§ Assignment
Write the data out verbatim.

--------

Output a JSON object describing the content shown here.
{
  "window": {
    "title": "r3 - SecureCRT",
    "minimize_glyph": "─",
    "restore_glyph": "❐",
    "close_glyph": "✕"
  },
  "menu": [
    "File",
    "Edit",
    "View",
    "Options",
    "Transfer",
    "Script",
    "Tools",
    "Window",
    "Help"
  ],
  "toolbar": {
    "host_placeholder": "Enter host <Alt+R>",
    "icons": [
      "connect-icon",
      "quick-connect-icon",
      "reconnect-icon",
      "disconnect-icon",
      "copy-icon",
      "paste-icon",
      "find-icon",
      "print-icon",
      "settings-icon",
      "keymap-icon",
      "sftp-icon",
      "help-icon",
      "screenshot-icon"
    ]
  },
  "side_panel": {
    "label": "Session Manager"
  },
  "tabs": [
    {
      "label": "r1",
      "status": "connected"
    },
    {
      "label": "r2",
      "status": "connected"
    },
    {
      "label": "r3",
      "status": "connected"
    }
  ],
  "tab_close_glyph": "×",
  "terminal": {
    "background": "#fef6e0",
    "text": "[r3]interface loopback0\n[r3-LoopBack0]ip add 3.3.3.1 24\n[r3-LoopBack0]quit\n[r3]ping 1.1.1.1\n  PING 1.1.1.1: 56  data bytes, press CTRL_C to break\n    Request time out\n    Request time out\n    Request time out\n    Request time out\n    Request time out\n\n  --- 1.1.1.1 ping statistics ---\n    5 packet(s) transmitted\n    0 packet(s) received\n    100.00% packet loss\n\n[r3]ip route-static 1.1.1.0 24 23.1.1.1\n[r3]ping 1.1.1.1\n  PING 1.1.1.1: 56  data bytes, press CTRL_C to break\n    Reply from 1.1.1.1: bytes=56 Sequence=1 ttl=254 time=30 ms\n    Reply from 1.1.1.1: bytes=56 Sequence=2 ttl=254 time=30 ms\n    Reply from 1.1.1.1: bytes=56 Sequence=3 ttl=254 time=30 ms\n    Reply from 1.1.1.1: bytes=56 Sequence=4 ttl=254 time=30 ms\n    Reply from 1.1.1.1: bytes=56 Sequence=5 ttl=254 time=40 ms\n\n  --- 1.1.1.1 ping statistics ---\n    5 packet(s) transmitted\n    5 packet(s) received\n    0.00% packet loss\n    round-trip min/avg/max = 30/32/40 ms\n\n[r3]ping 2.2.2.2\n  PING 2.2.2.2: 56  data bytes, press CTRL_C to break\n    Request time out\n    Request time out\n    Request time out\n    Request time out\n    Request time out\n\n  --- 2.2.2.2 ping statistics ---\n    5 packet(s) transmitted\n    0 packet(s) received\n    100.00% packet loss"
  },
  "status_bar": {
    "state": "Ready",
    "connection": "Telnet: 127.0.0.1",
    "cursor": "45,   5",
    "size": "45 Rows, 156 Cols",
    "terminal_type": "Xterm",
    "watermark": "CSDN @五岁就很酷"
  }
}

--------

§ Response area
Output a JSON object describing the content shown here.
{
  "window": {
    "title": "r3 - SecureCRT",
    "minimize_glyph": "─",
    "restore_glyph": "❐",
    "close_glyph": "✕"
  },
  "menu": [
    "File",
    "Edit",
    "View",
    "Options",
    "Transfer",
    "Script",
    "Tools",
    "Window",
    "Help"
  ],
  "toolbar": {
    "host_placeholder": "Enter host <Alt+R>",
    "icons": [
      "connect-icon",
      "quick-connect-icon",
      "reconnect-icon",
      "disconnect-icon",
      "copy-icon",
      "paste-icon",
      "find-icon",
      "print-icon",
      "settings-icon",
      "keymap-icon",
      "sftp-icon",
      "help-icon",
      "screenshot-icon"
    ]
  },
  "side_panel": {
    "label": "Session Manager"
  },
  "tabs": [
    {
      "label": "r1",
      "status": "connected"
    },
    {
      "label": "r2",
      "status": "connected"
    },
    {
      "label": "r3",
      "status": "connected"
    }
  ],
  "tab_close_glyph": "×",
  "terminal": {
    "background": "#fef6e0",
    "text": "[r3]interface loopback0\n[r3-LoopBack0]ip add 3.3.3.1 24\n[r3-LoopBack0]quit\n[r3]ping 1.1.1.1\n  PING 1.1.1.1: 56  data bytes, press CTRL_C to break\n    Request time out\n    Request time out\n    Request time out\n    Request time out\n    Request time out\n\n  --- 1.1.1.1 ping statistics ---\n    5 packet(s) transmitted\n    0 packet(s) received\n    100.00% packet loss\n\n[r3]ip route-static 1.1.1.0 24 23.1.1.1\n[r3]ping 1.1.1.1\n  PING 1.1.1.1: 56  data bytes, press CTRL_C to break\n    Reply from 1.1.1.1: bytes=56 Sequence=1 ttl=254 time=30 ms\n    Reply from 1.1.1.1: bytes=56 Sequence=2 ttl=254 time=30 ms\n    Reply from 1.1.1.1: bytes=56 Sequence=3 ttl=254 time=30 ms\n    Reply from 1.1.1.1: bytes=56 Sequence=4 ttl=254 time=30 ms\n    Reply from 1.1.1.1: bytes=56 Sequence=5 ttl=254 time=40 ms\n\n  --- 1.1.1.1 ping statistics ---\n    5 packet(s) transmitted\n    5 packet(s) received\n    0.00% packet loss\n    round-trip min/avg/max = 30/32/40 ms\n\n[r3]ping 2.2.2.2\n  PING 2.2.2.2: 56  data bytes, press CTRL_C to break\n    Request time out\n    Request time out\n    Request time out\n    Request time out\n    Request time out\n\n  --- 2.2.2.2 ping statistics ---\n    5 packet(s) transmitted\n    0 packet(s) received\n    100.00% packet loss"
  },
  "status_bar": {
    "state": "Ready",
    "connection": "Telnet: 127.0.0.1",
    "cursor": "45,   5",
    "size": "45 Rows, 156 Cols",
    "terminal_type": "Xterm",
    "watermark": "CSDN @五岁就很酷"
  }
}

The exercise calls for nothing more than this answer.